### Work to complete
Copy each line from the listing below where the word "simple" shows up.

......

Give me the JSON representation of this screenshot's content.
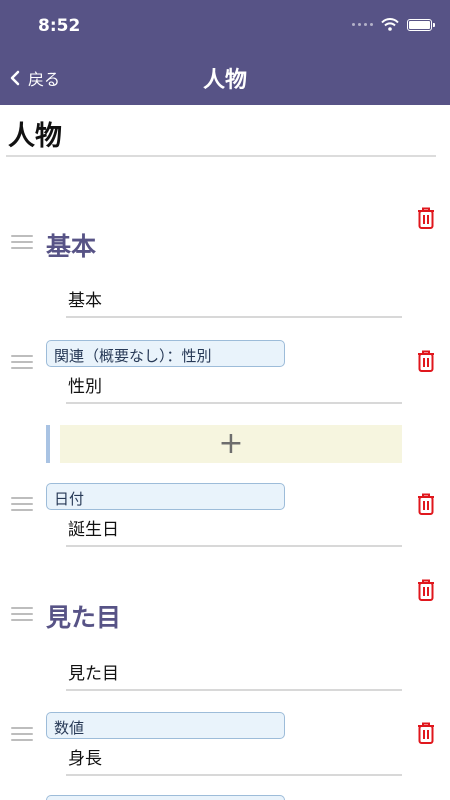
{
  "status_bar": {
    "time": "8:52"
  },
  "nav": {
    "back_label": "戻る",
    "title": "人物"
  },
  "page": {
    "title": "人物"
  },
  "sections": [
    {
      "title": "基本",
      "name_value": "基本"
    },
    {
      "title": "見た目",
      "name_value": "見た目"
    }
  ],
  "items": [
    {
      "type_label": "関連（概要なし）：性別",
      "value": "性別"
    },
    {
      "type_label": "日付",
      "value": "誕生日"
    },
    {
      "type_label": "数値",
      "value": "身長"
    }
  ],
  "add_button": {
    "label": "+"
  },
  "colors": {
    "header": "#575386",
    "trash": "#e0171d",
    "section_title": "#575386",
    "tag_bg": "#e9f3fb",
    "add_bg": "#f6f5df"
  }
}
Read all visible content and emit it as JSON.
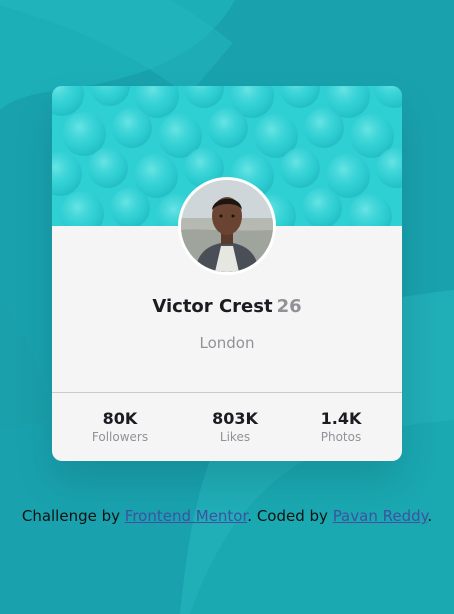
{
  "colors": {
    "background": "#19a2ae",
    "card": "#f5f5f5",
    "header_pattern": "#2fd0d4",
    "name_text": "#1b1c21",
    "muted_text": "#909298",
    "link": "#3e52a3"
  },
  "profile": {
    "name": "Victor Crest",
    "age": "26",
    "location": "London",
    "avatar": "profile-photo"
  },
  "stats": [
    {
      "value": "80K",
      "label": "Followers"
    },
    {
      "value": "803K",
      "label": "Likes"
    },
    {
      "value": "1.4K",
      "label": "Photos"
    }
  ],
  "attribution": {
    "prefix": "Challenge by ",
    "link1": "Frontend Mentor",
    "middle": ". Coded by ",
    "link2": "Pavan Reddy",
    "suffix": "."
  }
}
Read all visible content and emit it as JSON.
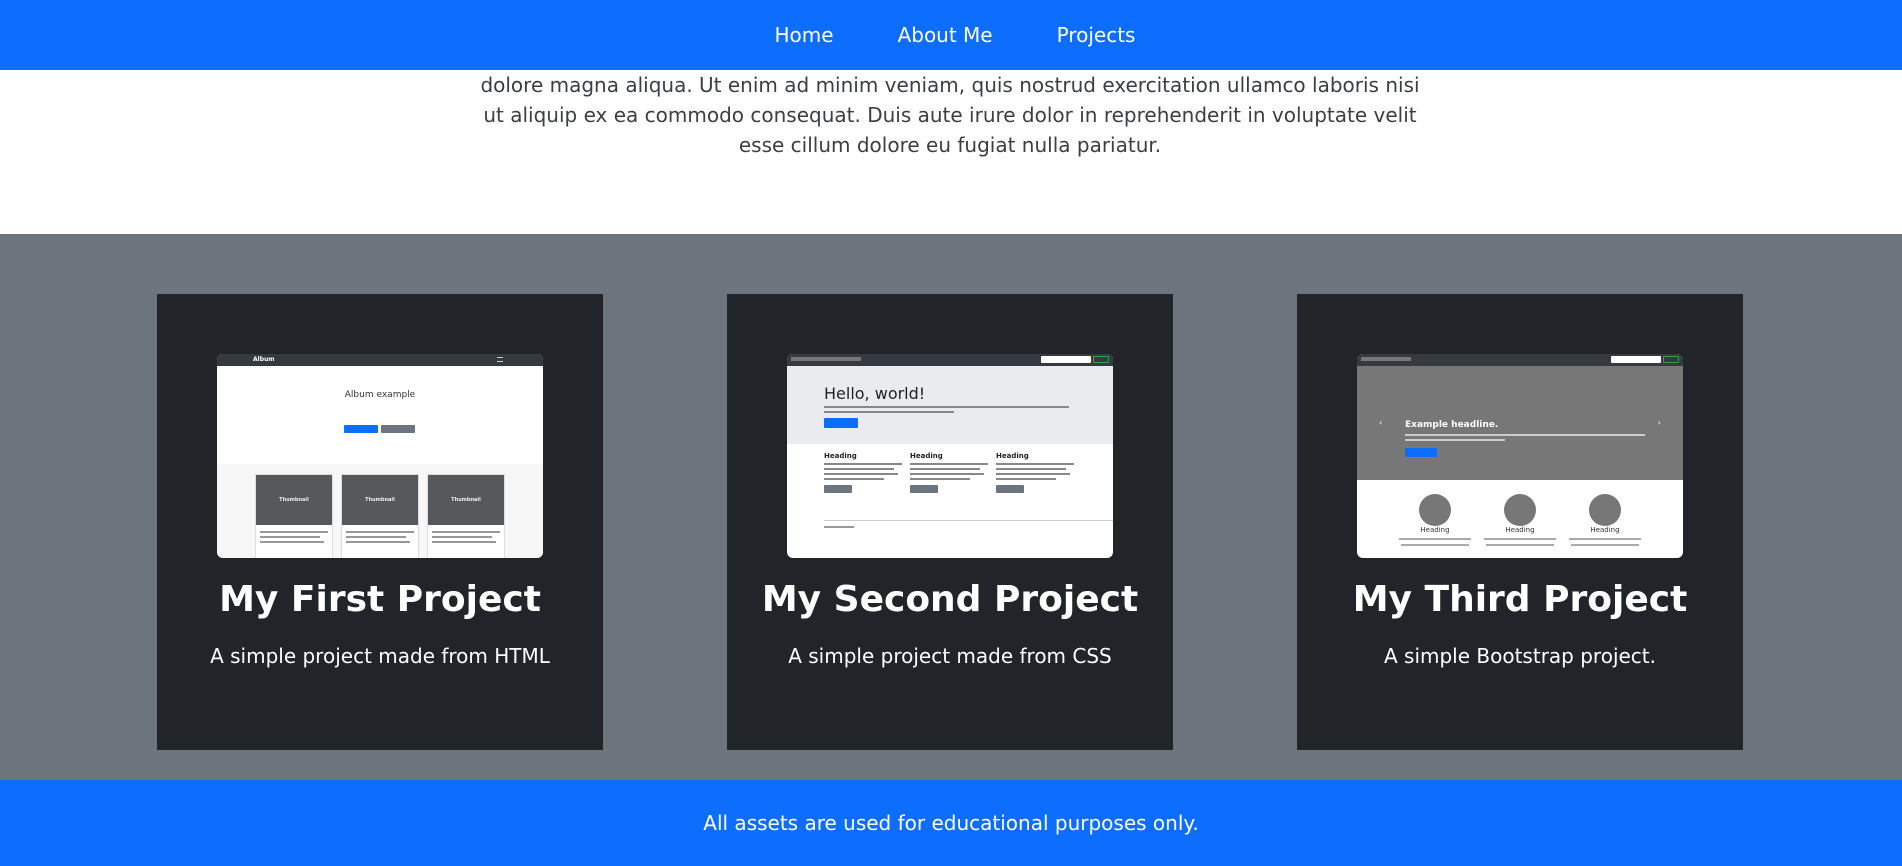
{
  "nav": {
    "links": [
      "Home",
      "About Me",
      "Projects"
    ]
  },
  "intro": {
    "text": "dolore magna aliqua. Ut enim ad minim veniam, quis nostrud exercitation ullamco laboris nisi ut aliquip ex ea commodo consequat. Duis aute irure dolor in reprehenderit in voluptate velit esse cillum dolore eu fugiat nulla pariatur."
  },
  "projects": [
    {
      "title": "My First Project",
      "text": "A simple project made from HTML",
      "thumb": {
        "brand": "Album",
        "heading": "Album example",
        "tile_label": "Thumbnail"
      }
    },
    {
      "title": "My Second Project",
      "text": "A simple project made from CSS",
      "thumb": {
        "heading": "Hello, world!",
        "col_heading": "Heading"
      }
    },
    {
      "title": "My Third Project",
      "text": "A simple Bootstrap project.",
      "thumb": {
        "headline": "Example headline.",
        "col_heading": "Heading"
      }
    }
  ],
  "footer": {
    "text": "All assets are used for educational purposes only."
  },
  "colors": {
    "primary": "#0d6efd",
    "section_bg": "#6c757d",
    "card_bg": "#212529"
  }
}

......

### Answer to this task
      "text": "A simple project made from HTML",
      "text": "A simple project made from CSS",
      "text": "A simple Bootstrap project.",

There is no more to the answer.